Nicholas O'Kane said...

I read the Dominion Post article too and find it extremely interesting.

I understand why it can upset some parents as parents always want the best in their children and would love to create the perfect child. Being unable to do so would disapoint alot of parents.

I've never doubted much that genes can have a big effect, but nuture so little?

Given that many poor people come from poor families it does ask if poverty is genetic and is it a waste of time and money to improve the lot of the poor. Also given the scale of maori/pacifica disadvantage in new Zealand, and black disadvantage in the states, it leads to the rascist question as to weather white people have more of the success genes in them?

Even if Bryan Caplans theories are true they pose some really interesting questions

Anonymous said...

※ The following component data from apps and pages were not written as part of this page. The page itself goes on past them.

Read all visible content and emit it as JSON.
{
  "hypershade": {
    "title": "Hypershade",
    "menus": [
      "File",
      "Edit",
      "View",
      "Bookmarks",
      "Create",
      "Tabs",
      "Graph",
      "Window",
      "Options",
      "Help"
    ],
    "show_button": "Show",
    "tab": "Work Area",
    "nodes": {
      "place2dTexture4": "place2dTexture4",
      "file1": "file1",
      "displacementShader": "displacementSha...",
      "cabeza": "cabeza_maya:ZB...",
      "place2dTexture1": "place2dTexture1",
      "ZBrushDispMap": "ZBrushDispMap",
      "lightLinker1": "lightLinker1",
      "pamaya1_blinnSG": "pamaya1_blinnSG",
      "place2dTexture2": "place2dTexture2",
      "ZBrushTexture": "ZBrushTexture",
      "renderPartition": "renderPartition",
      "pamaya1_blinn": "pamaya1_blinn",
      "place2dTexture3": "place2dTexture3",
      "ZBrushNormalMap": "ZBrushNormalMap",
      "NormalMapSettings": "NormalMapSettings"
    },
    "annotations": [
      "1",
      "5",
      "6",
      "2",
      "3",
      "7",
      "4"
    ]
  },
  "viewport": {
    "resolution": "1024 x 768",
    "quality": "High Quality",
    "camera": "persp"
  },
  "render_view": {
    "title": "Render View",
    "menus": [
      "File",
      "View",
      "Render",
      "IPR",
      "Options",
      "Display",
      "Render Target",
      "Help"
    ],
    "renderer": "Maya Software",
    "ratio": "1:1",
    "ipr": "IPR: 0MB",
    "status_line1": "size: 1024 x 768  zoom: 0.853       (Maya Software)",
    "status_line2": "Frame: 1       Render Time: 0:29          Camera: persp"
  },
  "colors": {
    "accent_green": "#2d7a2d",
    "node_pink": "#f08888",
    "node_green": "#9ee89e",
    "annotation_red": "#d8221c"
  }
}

Being a parent now has often caused me to try and relate my childhood with how I raise my children. My conclusion was that the influence of my parents was the driving factor up until early childhood (probably about the age of 3 or 4) but then the influence of my older siblings was far more influential in shaping my personality up through to adolescence. The downside of this reflection is that I've realised that at times I was a bully, although I never considered myself so at the time. I behaved towards my peers as my older siblings behaved towards me.

eyn said...

You mean social engineering ain't going to work on our kids???

Yes that would be soooo waaaaycist of you to suggest any group might have evolved more intelligence ,uh ,to suit their environment!

You know, a more challenging environment with snow and stuff!!

Evolution only works on muscle-twitch fibres( how come only black people are are allowed to win the 100m sprint at the Olympics?)
(How come white people win all the swimming medals?) and melatonin!! Never intelligence!! No never!!

Can’t be genes surely??? Nooo race is just a social construct!!

We are all encouraged to accept ‘diversity’ yet you liberals all want the races to merge into a shade of coffee!! With milk!!
Therefore diversity gone!!! Waaaaah!

Well at least that is what liberals preach for the rest of us, what they do in their own lives is usually very different!

Any parent will tell you that nature trumps nurture, even more evident as the child grows.

Who you don’t have children with is as important as who you do have children with...just ask Amy Chua.

stargazer said...

well eyn, this evolution you speak of seems to have passed you by entirely.